Many of my poems are not sexual.
I try not to observe myself in the process of composing a poem because I don’t want to come up with a formula, which I would then be unscrupulous in using.
We learned in the university to consider Wordsworth and Keats as Romantics. They were only a generation apart, but Wordsworth didn’t even read Keats’s book when he gave him a copy.
I work best in rhyme and meter. I was most confident of myself in that way.
When I first started teaching at Berkeley in 1958, I could not announce that I was gay to anybody, though probably quite a few of my fellow teachers knew.
We control the content of our dreams.
I haven’t written anything in four years. I’m sort of dried up.
As humans we look at things and think about what we’ve looked at. We treasure it in a kind of private art gallery.

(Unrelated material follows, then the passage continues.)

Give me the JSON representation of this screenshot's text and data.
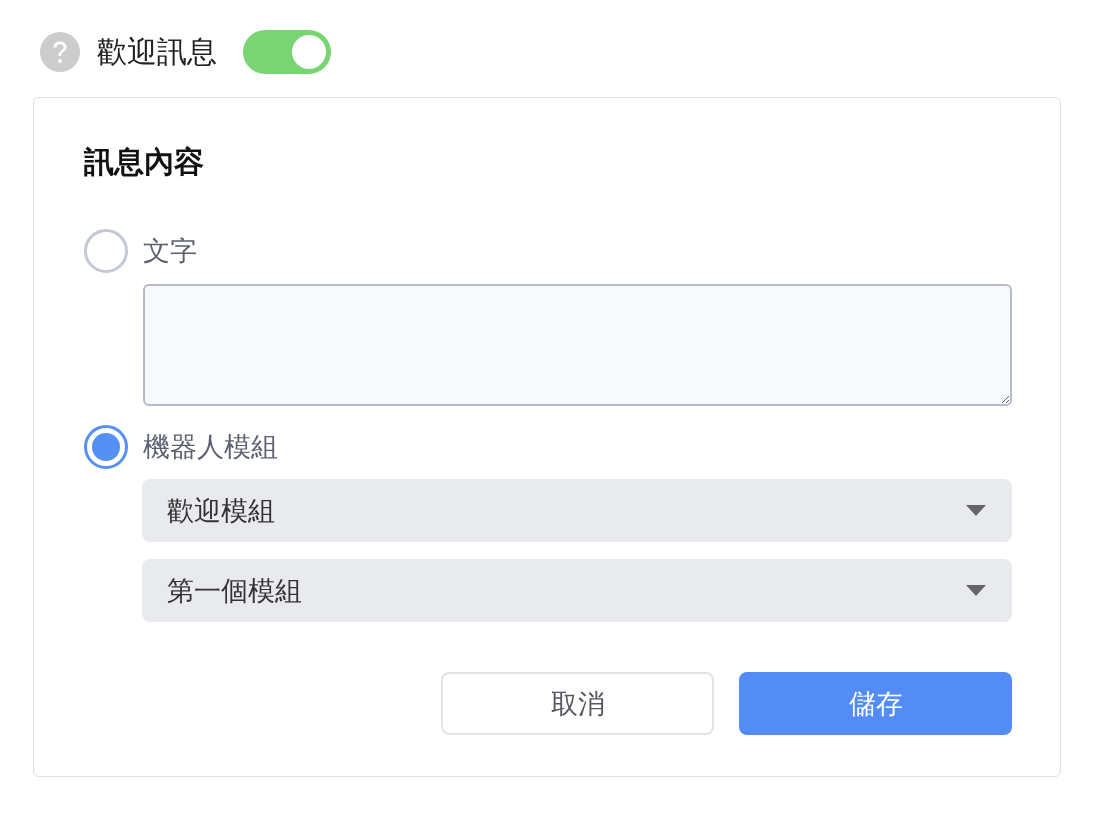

There have been two popular subjects for poetry in the last few decades: the Vietnam War and AIDS, about both of which almost all of us have felt deeply.
My old teacher’s definition of poetry is an attempt to understand.